for the motor and the compressor, and axial Refrigeration Warehouse” for more information.)

KCF Technologies Phone: +1 814-867-4097


336 South Fraser Street E-mail: sales@kcftech.com
State College, PA 16801 www.kcftech.com
Figure 1: Example sensor locations (marked in yellow) at the inboard motor radial (LEFT) and in-
board compressor radial (RIGHT).

Additional Things You May Want to Know


The bearing frequencies are calculated based on the running speed and the bearing geometry.
For rolling element bearings, the following formulas are used2:
u Ball Pass Frequency Outer Race (BPFO) = Nb/2 x S x (1 – (Bd/Pd * cos (th))
u Ball Pass Frequency Inner Race (BPFI) = Nb/2 x S x (1 + (Bd/Pd * cos (th))
u Fundamental Train Frequency (FTF) = S/2 x (1 – (Bd/Pd x cos (th))
u Ball Spin Frequency (BSF) = Pd/2Bd x S x (1 – (Bd/Pd * cos (th))
Where:
u Nb = number of rolling elements
u S = speed (revolutions per second, in Hz)
u Bd = ball diameter
u Pd = pitch diameter
u th = contact angle (degrees)
The following guidelines can be used as a quick reference:
u Ball Pass Frequency Outer Race (BPFO) = Nb x S x 0.4
u Ball Pass Frequency Inner Race (BPFI) = Nb x S x 0.6
u Fundamental Train Frequency (FTF) = S x 0.4
u Ball Spin Frequency (BSF) = S x 1.6

KCF Technologies Phone: +1 814-867-4097


336 South Fraser Street E-mail: sales@kcftech.com
State College, PA 16801 www.kcftech.com
For example, a 6-lobe screw compressor operating at 3,600 RPM with 19 rolling elements in each
bearing will have the following frequencies:

Fundamental Train Frequency (FTF) 24Hz

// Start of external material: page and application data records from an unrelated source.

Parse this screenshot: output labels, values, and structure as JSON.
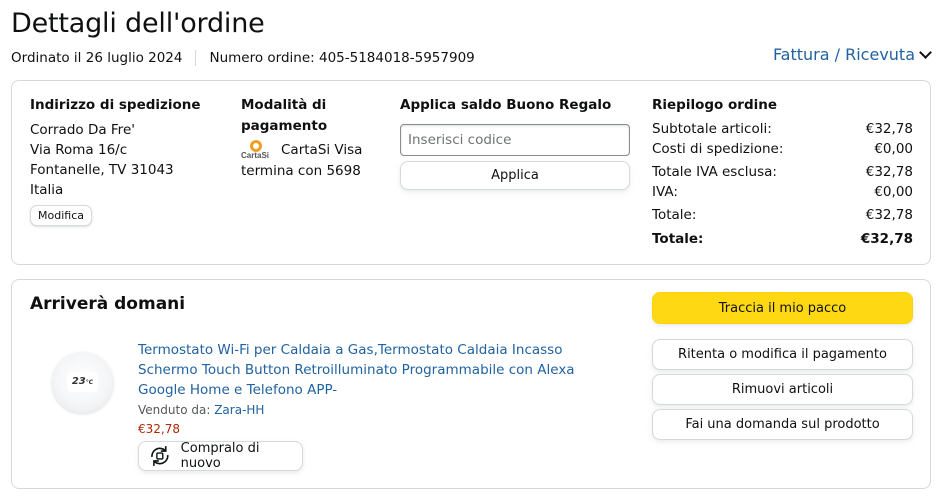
{
  "header": {
    "title": "Dettagli dell'ordine",
    "order_date": "Ordinato il 26 luglio 2024",
    "order_number": "Numero ordine: 405-5184018-5957909",
    "invoice_label": "Fattura / Ricevuta"
  },
  "shipping": {
    "title": "Indirizzo di spedizione",
    "lines": [
      "Corrado Da Fre'",
      "Via Roma 16/c",
      "Fontanelle, TV 31043",
      "Italia"
    ],
    "edit_label": "Modifica"
  },
  "payment": {
    "title_line1": "Modalità di",
    "title_line2": "pagamento",
    "logo_text": "CartaSi",
    "card": "CartaSi Visa",
    "ending": "termina con 5698"
  },
  "gift": {
    "title": "Applica saldo Buono Regalo",
    "placeholder": "Inserisci codice",
    "apply_label": "Applica"
  },
  "summary": {
    "title": "Riepilogo ordine",
    "rows": [
      {
        "label": "Subtotale articoli:",
        "value": "€32,78"
      },
      {
        "label": "Costi di spedizione:",
        "value": "€0,00"
      },
      {
        "label": "Totale IVA esclusa:",
        "value": "€32,78"
      },
      {
        "label": "IVA:",
        "value": "€0,00"
      },
      {
        "label": "Totale:",
        "value": "€32,78"
      },
      {
        "label": "Totale:",
        "value": "€32,78"
      }
    ]
  },
  "shipment": {
    "status": "Arriverà domani",
    "track_label": "Traccia il mio pacco",
    "retry_payment_label": "Ritenta o modifica il pagamento",
    "remove_label": "Rimuovi articoli",
    "ask_label": "Fai una domanda sul prodotto"
  },
  "product": {
    "title": "Termostato Wi-Fi per Caldaia a Gas,Termostato Caldaia Incasso Schermo Touch Button Retroilluminato Programmabile con Alexa Google Home e Telefono APP-",
    "sold_by_label": "Venduto da:",
    "seller": "Zara-HH",
    "price": "€32,78",
    "buy_again_label": "Compralo di nuovo",
    "screen_temp": "23",
    "screen_unit": "°C"
  },
  "colors": {
    "link": "#2162a1",
    "price": "#b12704",
    "primary_button": "#ffd814",
    "border": "#d5d9d9"
  },
  "icons": [
    "chevron-down-icon",
    "cartasi-logo",
    "buy-again-icon"
  ]
}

1X Motor Speed 60Hz
Ball Spin Frequency (BSF) 96Hz
2X Motor Speed 20Hz
1X Gas Pulsation Frequency (GPF) 360Hz
Ball Pass Frequency Outer Race (BPFO) 456Hz
Ball Pass Frequency Outer Race (BPFI) 684Hz
2X Gas Pulsation Frequency (GPF) 720Hz
The vibration spectrum will display a peak at each frequency noted above. The actual frequency will
be slightly lower as the speed slows under load with motor slip of a few percent. The analysis should be
performed over a frequency band accommodated this range of speed variation.
Each peak is analyzed for a trend in amplitude against pre-set warning and alarm levels. Specific
information may be available from individual manufacturers or through operational specifications. The
following guidelines provide a useful start for analyzing the FFT max amplitudes in each band for a
commercial screw compressor:

General (rotation and bearing locations including motor speed, FTF, BSF, BPFO, BPFI)
Level Amplitude (max)
Warning 0.10 in/s
Alarm 0.25 in/s
Shutdown 0.62 in/s

Gas Pulsation Frequencies (GPF and multiples)


Level Amplitude (max)
Warning 0.16 in/s
Alarm 0.40 in/s
Shutdown 1.00 in/s

Smith, Donald R. “Pulsation, Vibration, and Noise with Wet and Dry Screw Compressors.” turbolab.tamu.edu. Turbomachinery Laboratory, Texas A&M University,
1

Sept. 2011. Web. 18 June 2012.

Felten, Dave. “Understanding Bearing Vibration Frequencies” EASA.com. Electrical Apparatus Service Association, Sept. 2003. Web. 20 June 2012.
2

KCF Technologies Phone: +1 814-867-4097


336 South Fraser Street E-mail: sales@kcftech.com
State College, PA 16801 www.kcftech.com